Introduction to the THRIVE model

This model was developed as a collaboration between the Anna Freud National Centre for Children and Families and the Tavistock and Portman NHS Foundation Trust and, since its creation, it has been extensively implemented across England. For further information see;

Among its main principles are:

  • A needs led approach. The Framework enables children and young people to be supported regardless of diagnosis.
  • Accessibility. Support for emotional wellbeing and mental health needs to be easily accessible to children and young people and their families, and people who work with children and young people.
  • Reducing stigma – mental health is ‘everyone’s business’ and we need to reduce the stigma which surrounds it.
  • Proactive prevention and promotion of mental health –again, it is ‘everyone’s business.’

The framework conceptualises the mental health and wellbeing needs of children, young people and families into five needs-based groupings: Thriving, Getting Advice and Signposting, Getting Help, Getting More Help and Getting Risk Support.


Thriving

Those children and young people whose current need is support to maintain mental wellbeing through effective prevention and promotion strategies.

Around 80% of children at any one time are experiencing the normal ups and downs of life but do not need individualised advice or support around their mental health issues. They are considered to be in the Thriving group.

They may however benefit from prevention and promotion (see links in resources and bibliography section under this heading to evidence- based national guidance about whole school approaches in relation to emotional well - being and mental health from the DfE, Public Health Education  and major organisations such as the Anna Feud National Centre and Young Minds).

Getting Advice

Those who need advice and signposting

This group includes both those with mild or temporary difficulties AND those with fluctuating or ongoing severe difficulties, who are managing their own health and not wanting goals-based specialist input.

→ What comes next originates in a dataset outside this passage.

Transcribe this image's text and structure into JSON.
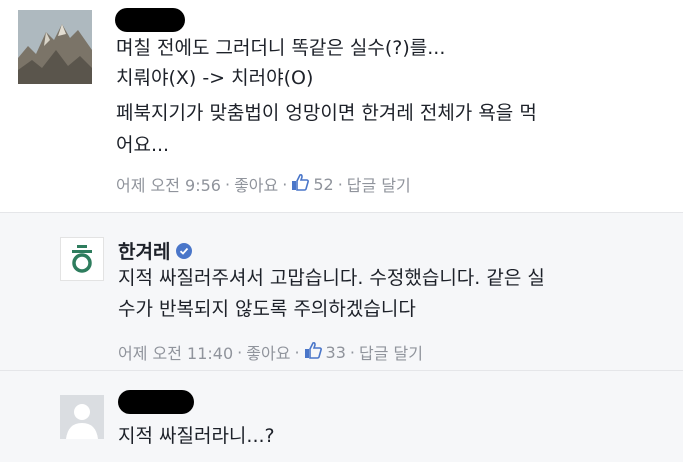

Within this grouping are children and young people who are particularly vulnerable due to a range of social factors such as poverty, poor education, abuse or neglect; environmental factors including injustice, discrimination, and social and gender inequalities; and individual factors such as experience of abuse, a learning disability, or physical health problems. ( see the bibliography and resources section under this heading)

Services could include drop-ins, consultations or one-off calls/sessions.

Getting Help

This grouping comprises those children, young people and families who would benefit from focused, evidence-based help and support, with clear aims, and criteria for assessing whether these aims have been achieved.

This grouping might include children with a range of overlapping needs that mean they may require greater input, such as the coexistence of autistic spectrum disorder (ASD), major trauma or broken attachments.

The support may come from a range of quality assured providers who can offer targeted, outcomes-focused help to address the specific mental health issue. (see bibliography and resources section under this heading ).

Services include short-term counselling, therapy or targeted interventions.

Getting More Help

 Those who need more extensive and specialised goals-based help.

 This is not conceptually different from Getting Help and there are no hard and fast rules as to who needs More Help but the following are frequent indicators:

  • The child or young person is completely unable to participate age appropriately in daily activities in at least one context (e.g. school, home, with peers)
  • They may even be unable to function in all domains (e.g. staying at home or in bed all day without taking part in social activities)
  • They need constant supervision (due to their level of difficulties they are no longer managing self-care) and experience distress on a daily basis. (see bibliography and resources section under this heading)

Services include long-term clinical support, or specialist interventions.

Getting Risk Support

This grouping comprises those children, young people and families who are currently unable to benefit from evidence-based treatment but remain a significant concern and risk. This group might include children and young people who routinely go into crisis but are not able to make use of help offered, or where help offered has not been able to make a difference; who self-harm; or who have emerging personality disorders or ongoing issues.  that have not yet responded to interventions. ( see bibliography and resources section under this heading )

Services include crisis support or in-patient treatment.

The services and resources for teaching and supporting staff in schools are arranged within the structure of the Thrive framework.

Click the links on the left to access information relevant to each of these sections.

Each section is divided up under headings which include:

  • Up to date national guidance for schools, from government sources and other organisations in relation to mental health and emotional wellbeing.
  • Local services and organisations with guidance on referrals and contact details.

The website also includes an Additional Resources section with links to reliable and safe local and national sources of information, which could be shared, in line with age appropriateness, with children and young people, their carers, and families.

The effective use of the model depends on a knowledge and understanding of mental health needs and how they present in children and young people. It is crucial that they receive an appropriate and timely response. This may range from a suggestion about a useful website to help with exam nerves or a more significant discussion of a referral to a support service.


Note: A useful question to have in mind when identifying need is ‘What does it mean that this child is behaving in this way at this time in this situation?’ Behaviour is a way of communicating and it is important to be curious especially when there is a change in how a child or young person usually behaves. Observation over time will indicate whether it was just a passing phase or something more significant, and provide a clue as to the most appropriate response within the Thrive model framework.

Footnote

This resource is reliant on information provided to us by organisations and partners at the time of writing, therefore the level of detail and accuracy varies across services and some may be missed. We recommend visiting the webpage of a service directly should you require further information.